--- Records for the task ---
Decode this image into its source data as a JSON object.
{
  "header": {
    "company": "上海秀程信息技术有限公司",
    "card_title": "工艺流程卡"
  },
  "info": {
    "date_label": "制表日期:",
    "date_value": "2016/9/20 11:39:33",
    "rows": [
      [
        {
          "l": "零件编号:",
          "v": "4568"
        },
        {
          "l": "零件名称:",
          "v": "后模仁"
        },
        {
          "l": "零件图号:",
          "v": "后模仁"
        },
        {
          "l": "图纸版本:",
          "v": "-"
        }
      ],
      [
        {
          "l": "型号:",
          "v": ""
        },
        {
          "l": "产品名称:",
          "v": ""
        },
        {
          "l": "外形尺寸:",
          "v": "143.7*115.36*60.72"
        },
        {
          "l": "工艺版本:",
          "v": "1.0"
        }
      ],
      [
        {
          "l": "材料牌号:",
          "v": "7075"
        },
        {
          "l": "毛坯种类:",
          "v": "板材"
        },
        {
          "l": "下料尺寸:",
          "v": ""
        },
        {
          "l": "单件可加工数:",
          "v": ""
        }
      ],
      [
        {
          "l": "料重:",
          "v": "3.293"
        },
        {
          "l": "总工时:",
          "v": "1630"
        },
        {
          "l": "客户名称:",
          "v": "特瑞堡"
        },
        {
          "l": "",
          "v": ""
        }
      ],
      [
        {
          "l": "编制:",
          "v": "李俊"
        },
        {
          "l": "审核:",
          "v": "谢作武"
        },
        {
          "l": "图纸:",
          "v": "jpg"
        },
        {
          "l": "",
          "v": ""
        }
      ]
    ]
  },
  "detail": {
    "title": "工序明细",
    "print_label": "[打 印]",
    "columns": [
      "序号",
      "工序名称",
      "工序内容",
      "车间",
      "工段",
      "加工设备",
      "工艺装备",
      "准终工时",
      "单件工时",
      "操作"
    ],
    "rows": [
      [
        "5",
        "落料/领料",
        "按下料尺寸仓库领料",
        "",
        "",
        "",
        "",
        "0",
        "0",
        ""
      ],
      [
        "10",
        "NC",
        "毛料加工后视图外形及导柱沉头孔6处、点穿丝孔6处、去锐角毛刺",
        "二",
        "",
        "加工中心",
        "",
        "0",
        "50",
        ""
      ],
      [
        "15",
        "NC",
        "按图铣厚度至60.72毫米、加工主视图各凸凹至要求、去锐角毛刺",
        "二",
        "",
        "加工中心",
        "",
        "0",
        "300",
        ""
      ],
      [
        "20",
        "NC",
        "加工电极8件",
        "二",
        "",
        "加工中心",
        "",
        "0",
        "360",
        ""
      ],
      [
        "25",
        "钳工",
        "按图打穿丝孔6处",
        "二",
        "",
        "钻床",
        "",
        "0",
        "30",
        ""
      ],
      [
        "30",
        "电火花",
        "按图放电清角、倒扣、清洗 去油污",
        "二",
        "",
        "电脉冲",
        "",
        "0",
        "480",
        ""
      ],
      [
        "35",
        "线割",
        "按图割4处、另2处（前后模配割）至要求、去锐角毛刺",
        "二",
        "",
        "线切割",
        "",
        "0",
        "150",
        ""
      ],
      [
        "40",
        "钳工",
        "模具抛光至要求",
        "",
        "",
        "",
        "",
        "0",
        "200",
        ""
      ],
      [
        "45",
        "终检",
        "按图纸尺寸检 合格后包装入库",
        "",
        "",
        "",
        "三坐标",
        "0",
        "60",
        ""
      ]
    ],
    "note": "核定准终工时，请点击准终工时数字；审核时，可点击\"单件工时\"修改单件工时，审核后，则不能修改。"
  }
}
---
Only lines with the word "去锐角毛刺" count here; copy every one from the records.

» Exercise response:
        "毛料加工后视图外形及导柱沉头孔6处、点穿丝孔6处、去锐角毛刺",
        "按图铣厚度至60.72毫米、加工主视图各凸凹至要求、去锐角毛刺",
        "按图割4处、另2处（前后模配割）至要求、去锐角毛刺",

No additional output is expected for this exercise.